The 700,000 and 290,000 students belong to slightly different age groups. The 290,000 students who dropped out before the health crisis were overwhelmingly children who were no longer legally required to attend school. In contrast, the additional 700,000 children who had not returned to school by April/May 2021 were still of compulsory school age (7-15 years).
The comparison of our calculations with the enrollment data confirms that what our figures reflect may only be prolonged absenteeism, and not permanent abandonment. The enrollment of students of compulsory school age fell by 19,000 children in 2021, and that of children between 4.5 and 6 years old who were enrolling for the first time fell by 27,000.
Therefore, it is to be expected that many of the 700,000 students who had not returned to class will rejoin the system now that schools reopen daily.
While analyzes of household and enrollment data are important pieces of the puzzle, the ultimate indicator of dropout is achieved by learning about active participation that is deduced from administrative data on daily attendance. This measure is not yet available.
What was the school attendance situation before the pandemic
To situate our analysis of the impact of COVID-19, it is useful to note that, prior to the health crisis, it appeared that South Africa was making progress in its efforts to increase school enrollment and retention in the education system.

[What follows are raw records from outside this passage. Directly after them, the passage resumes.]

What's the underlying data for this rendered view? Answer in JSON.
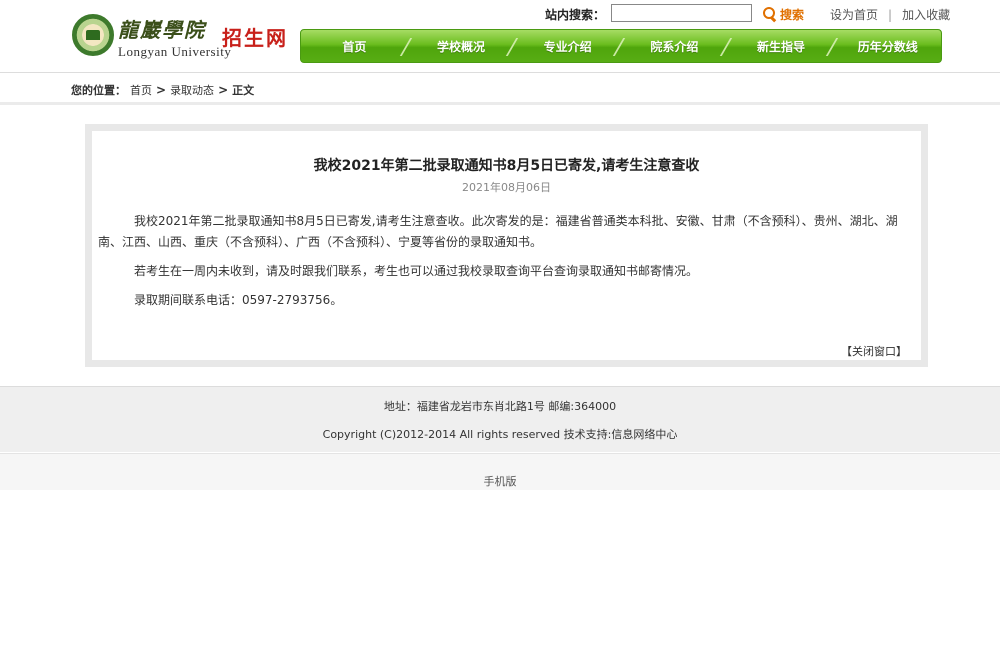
{
  "header": {
    "logo_cn": "龍巖學院",
    "logo_en": "Longyan  University",
    "logo_sub": "招生网",
    "search_label": "站内搜索：",
    "search_value": "",
    "search_button": "搜索",
    "link_home": "设为首页",
    "link_sep": "|",
    "link_fav": "加入收藏"
  },
  "nav": {
    "items": [
      "首页",
      "学校概况",
      "专业介绍",
      "院系介绍",
      "新生指导",
      "历年分数线"
    ]
  },
  "breadcrumb": {
    "label": "您的位置：",
    "items": [
      "首页",
      "录取动态",
      "正文"
    ],
    "sep": ">"
  },
  "article": {
    "title": "我校2021年第二批录取通知书8月5日已寄发,请考生注意查收",
    "date": "2021年08月06日",
    "paragraphs": [
      "我校2021年第二批录取通知书8月5日已寄发,请考生注意查收。此次寄发的是：福建省普通类本科批、安徽、甘肃（不含预科）、贵州、湖北、湖南、江西、山西、重庆（不含预科）、广西（不含预科）、宁夏等省份的录取通知书。",
      "若考生在一周内未收到，请及时跟我们联系，考生也可以通过我校录取查询平台查询录取通知书邮寄情况。",
      "录取期间联系电话：0597-2793756。"
    ],
    "close_label": "【关闭窗口】"
  },
  "footer": {
    "address": "地址：福建省龙岩市东肖北路1号  邮编:364000",
    "copyright": "Copyright (C)2012-2014  All rights reserved 技术支持:信息网络中心",
    "mobile": "手机版"
  },
  "colors": {
    "nav_green": "#58ad14",
    "search_orange": "#e07000",
    "logo_red": "#c8201a"
  }
}
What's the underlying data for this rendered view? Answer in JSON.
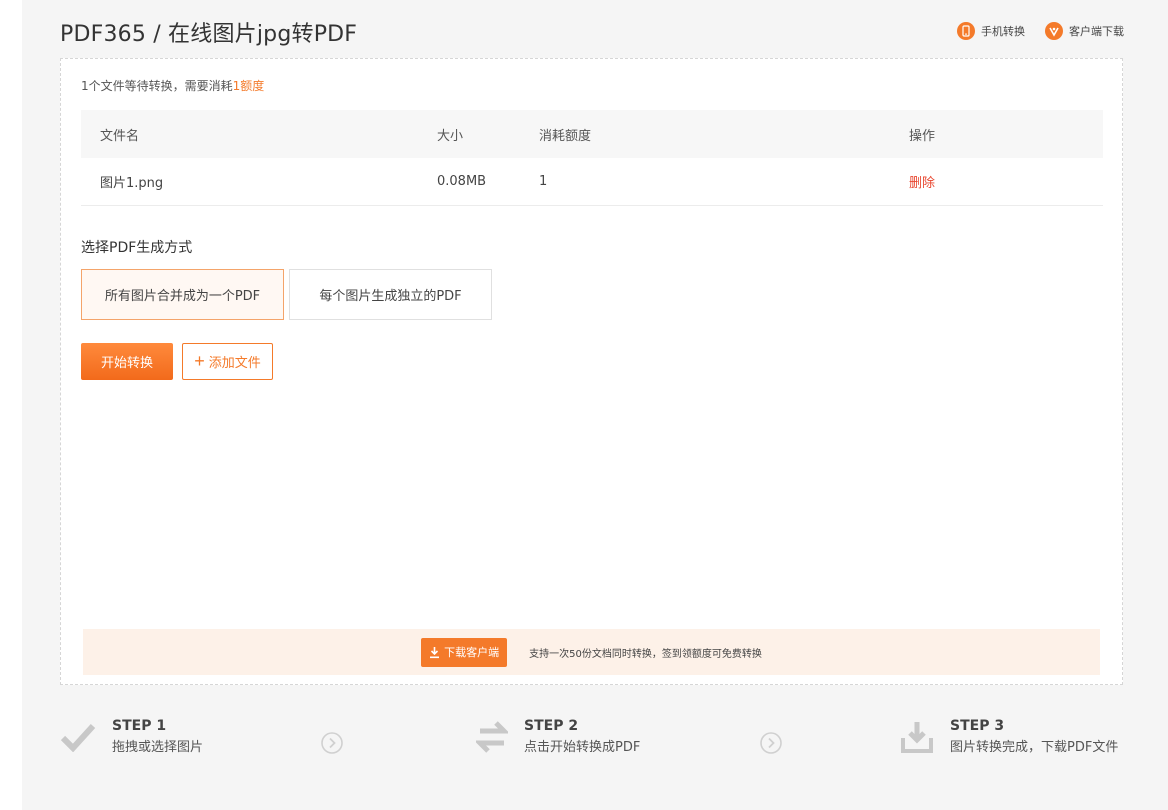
{
  "header": {
    "title": "PDF365 / 在线图片jpg转PDF",
    "mobile_link": "手机转换",
    "client_link": "客户端下载"
  },
  "status": {
    "prefix": "1个文件等待转换，需要消耗",
    "quota": "1额度"
  },
  "table": {
    "headers": [
      "文件名",
      "大小",
      "消耗额度",
      "操作"
    ],
    "rows": [
      {
        "name": "图片1.png",
        "size": "0.08MB",
        "cost": "1",
        "action": "删除"
      }
    ]
  },
  "mode": {
    "title": "选择PDF生成方式",
    "options": [
      "所有图片合并成为一个PDF",
      "每个图片生成独立的PDF"
    ],
    "selected": "所有图片合并成为一个PDF"
  },
  "actions": {
    "start": "开始转换",
    "add": "添加文件"
  },
  "promo": {
    "button": "下载客户端",
    "text": "支持一次50份文档同时转换，签到领额度可免费转换"
  },
  "steps": [
    {
      "label": "STEP 1",
      "desc": "拖拽或选择图片",
      "icon": "check-icon"
    },
    {
      "label": "STEP 2",
      "desc": "点击开始转换成PDF",
      "icon": "convert-arrows-icon"
    },
    {
      "label": "STEP 3",
      "desc": "图片转换完成，下载PDF文件",
      "icon": "download-tray-icon"
    }
  ],
  "colors": {
    "accent": "#f47a2a",
    "danger": "#e8452e",
    "promo_bg": "#fdf1e8",
    "page_bg": "#f5f5f5"
  }
}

According to the 2019 General Household Survey, attendance levels among students of compulsory school age in South Africa exceeded 98%. Our analyzes of 2017 data indicated that almost 100% of children between the ages of six and 15 enrolled in 2016 returned to school the following year.
In addition, analyzes of large-scale national data sets have begun to show significant improvements in math scores, as well as a steady improvement in reading since the mid-2000s.

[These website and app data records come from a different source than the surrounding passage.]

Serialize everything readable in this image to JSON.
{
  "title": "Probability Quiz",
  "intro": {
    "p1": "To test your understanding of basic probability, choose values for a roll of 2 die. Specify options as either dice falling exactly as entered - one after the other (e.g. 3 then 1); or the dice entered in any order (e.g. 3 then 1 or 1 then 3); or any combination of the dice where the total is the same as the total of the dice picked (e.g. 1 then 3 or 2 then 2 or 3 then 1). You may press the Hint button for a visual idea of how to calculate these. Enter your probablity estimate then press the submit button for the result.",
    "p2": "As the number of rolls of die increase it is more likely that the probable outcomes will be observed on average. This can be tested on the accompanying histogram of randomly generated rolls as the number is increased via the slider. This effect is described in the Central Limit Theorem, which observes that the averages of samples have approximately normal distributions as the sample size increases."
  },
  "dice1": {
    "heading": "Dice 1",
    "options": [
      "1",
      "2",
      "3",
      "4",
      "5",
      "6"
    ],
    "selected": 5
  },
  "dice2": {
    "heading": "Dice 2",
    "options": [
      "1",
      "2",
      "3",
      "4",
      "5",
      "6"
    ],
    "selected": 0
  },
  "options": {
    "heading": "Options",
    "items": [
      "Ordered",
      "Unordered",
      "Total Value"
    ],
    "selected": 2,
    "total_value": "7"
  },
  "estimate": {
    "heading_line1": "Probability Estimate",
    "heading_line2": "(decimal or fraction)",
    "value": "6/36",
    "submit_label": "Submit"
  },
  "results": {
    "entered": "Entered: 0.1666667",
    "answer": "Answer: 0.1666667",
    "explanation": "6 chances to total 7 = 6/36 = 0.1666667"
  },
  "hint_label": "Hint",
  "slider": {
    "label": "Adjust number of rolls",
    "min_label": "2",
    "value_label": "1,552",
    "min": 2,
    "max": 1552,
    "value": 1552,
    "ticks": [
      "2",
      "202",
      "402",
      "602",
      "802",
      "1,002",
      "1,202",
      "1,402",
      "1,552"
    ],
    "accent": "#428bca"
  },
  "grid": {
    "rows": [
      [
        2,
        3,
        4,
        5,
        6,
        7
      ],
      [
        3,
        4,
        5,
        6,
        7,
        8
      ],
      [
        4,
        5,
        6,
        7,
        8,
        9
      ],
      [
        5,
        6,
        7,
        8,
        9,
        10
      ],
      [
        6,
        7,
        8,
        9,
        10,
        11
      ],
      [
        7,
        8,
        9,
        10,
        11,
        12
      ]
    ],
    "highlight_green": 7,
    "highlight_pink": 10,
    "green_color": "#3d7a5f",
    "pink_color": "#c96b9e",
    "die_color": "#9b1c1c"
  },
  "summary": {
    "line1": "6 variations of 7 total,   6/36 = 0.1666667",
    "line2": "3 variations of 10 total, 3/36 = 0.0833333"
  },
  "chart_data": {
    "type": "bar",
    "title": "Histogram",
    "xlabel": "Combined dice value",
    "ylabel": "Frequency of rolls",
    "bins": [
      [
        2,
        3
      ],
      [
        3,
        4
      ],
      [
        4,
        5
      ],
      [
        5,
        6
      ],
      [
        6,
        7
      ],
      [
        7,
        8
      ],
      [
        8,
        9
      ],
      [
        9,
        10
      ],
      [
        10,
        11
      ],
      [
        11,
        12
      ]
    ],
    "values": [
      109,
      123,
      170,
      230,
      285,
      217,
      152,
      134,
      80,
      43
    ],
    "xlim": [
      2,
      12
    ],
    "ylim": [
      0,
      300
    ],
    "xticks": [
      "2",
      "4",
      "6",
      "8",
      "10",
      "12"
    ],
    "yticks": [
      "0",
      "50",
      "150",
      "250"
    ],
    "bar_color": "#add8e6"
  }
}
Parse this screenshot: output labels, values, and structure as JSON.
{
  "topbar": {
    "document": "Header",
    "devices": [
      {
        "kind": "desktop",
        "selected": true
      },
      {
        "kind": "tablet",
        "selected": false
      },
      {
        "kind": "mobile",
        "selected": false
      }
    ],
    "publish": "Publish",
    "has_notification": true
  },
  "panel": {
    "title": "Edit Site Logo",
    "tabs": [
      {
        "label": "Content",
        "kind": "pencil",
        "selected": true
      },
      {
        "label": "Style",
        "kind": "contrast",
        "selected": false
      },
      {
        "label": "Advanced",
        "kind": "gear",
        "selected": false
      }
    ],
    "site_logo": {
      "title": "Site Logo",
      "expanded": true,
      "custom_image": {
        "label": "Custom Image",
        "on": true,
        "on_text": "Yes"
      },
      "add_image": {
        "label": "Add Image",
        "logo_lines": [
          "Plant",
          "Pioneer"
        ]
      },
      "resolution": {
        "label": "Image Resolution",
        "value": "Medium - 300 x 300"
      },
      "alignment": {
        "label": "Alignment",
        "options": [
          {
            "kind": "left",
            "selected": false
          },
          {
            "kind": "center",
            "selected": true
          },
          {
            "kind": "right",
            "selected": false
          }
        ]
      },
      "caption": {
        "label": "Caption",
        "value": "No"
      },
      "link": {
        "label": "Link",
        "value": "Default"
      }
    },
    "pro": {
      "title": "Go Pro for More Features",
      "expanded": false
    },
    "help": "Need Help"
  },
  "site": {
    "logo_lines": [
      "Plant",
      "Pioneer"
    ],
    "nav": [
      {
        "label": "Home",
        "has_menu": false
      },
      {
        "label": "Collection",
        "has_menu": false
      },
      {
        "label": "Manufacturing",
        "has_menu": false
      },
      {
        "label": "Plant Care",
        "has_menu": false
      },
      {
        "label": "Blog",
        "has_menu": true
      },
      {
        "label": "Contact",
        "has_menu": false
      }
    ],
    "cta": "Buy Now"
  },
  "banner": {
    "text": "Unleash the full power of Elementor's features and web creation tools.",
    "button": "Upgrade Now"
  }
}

This points to a systemic improvement in the quality of learning at the country’s basic educational level. All this indicates that students not only enroll, but actively participate, and as a result, learn.
How to keep South African students in the education system

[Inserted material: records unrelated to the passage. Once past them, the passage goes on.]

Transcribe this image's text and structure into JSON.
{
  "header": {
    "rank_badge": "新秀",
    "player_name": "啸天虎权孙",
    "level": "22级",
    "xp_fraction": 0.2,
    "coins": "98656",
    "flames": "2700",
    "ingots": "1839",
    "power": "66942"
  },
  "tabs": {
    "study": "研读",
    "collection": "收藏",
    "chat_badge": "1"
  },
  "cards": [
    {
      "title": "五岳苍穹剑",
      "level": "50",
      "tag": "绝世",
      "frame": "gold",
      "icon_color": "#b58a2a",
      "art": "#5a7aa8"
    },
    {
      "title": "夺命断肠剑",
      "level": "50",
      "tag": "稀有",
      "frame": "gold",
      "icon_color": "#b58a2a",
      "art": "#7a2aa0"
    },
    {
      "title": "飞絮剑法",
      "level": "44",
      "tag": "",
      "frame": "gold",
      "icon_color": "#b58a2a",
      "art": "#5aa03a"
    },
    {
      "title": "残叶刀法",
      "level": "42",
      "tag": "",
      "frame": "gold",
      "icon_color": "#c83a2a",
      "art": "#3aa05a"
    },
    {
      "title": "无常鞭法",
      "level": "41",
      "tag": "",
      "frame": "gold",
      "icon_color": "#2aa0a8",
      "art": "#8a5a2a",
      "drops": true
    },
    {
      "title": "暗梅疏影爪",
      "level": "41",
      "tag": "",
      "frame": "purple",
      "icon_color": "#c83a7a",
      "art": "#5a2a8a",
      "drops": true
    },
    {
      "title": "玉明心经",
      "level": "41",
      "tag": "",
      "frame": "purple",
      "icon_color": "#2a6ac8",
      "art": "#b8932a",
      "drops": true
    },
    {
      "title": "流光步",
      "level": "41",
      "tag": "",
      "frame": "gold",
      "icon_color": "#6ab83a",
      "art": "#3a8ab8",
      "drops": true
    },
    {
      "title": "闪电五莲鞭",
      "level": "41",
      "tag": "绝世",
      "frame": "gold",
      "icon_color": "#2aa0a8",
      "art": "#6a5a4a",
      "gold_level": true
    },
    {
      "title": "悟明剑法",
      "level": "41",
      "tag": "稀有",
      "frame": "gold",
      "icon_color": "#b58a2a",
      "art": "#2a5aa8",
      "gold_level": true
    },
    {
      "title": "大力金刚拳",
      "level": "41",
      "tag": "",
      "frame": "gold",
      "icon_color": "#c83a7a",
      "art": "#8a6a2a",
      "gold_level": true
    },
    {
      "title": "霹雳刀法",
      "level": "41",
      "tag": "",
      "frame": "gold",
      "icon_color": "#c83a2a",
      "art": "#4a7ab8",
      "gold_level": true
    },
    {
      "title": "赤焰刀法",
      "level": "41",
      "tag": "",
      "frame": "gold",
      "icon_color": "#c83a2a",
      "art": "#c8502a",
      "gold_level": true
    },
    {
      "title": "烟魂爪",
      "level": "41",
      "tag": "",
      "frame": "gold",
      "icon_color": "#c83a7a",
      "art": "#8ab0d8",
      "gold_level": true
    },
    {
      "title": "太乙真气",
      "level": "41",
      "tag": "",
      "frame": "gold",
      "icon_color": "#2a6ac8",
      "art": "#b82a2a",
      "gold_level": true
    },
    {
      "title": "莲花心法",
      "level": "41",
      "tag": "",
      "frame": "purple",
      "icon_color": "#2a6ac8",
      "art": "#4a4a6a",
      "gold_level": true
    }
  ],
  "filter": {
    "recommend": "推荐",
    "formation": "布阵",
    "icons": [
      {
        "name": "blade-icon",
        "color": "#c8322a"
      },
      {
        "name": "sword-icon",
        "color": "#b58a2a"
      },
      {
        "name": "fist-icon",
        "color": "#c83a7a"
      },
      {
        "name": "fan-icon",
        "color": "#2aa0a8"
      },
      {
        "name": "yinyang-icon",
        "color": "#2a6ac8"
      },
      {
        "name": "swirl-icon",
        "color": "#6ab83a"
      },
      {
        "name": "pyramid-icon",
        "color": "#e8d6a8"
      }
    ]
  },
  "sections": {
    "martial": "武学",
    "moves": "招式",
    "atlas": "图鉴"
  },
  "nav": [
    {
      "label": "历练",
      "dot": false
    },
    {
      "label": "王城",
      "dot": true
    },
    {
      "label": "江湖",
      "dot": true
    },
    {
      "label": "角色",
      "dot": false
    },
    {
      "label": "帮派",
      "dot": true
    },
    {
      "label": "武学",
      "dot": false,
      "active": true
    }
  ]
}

How should the country then respond? First of all, researchers in the education system should clarify what they mean when they talk about school dropout. To enrollment, to prolonged absence, to definitive abandonment? Each of these measures provides different estimates and each method has its limitations.
Second, the country must pay continuous attention to the push and pull factors that influence disengagement, that is, the process by which students gradually experience increasing exclusion from school.
Push factors include poor learning outcomes, high rates, and other barriers that limit access to education. Pull factors include family and social pressures, such as the need to earn an income and increased child-rearing responsibilities.
As parents, teachers, school principals and other stakeholders in education, we must continue to work to keep schools open and keep students engaged
As far as the education sector is concerned, specific responses to the pandemic must include the quantification and resolution of learning gaps and losses. Previous studies have shown that a poor educational background was the biggest contributor to school dropout.
Furthermore, international experience teaches us that learning gaps due to brief interruptions can quickly grow worse if not remedied. Furthermore, data from Nigeria shows that continuous interruptions cause school absenteeism even after schools reopen.
Consequently, frequent disturbances of school activity and prolonged absence of students who remain unanswered will most likely lead to permanent school dropout. As parents, teachers, school principals, and other education stakeholders, we must continue to work to keep classrooms open and students engaged.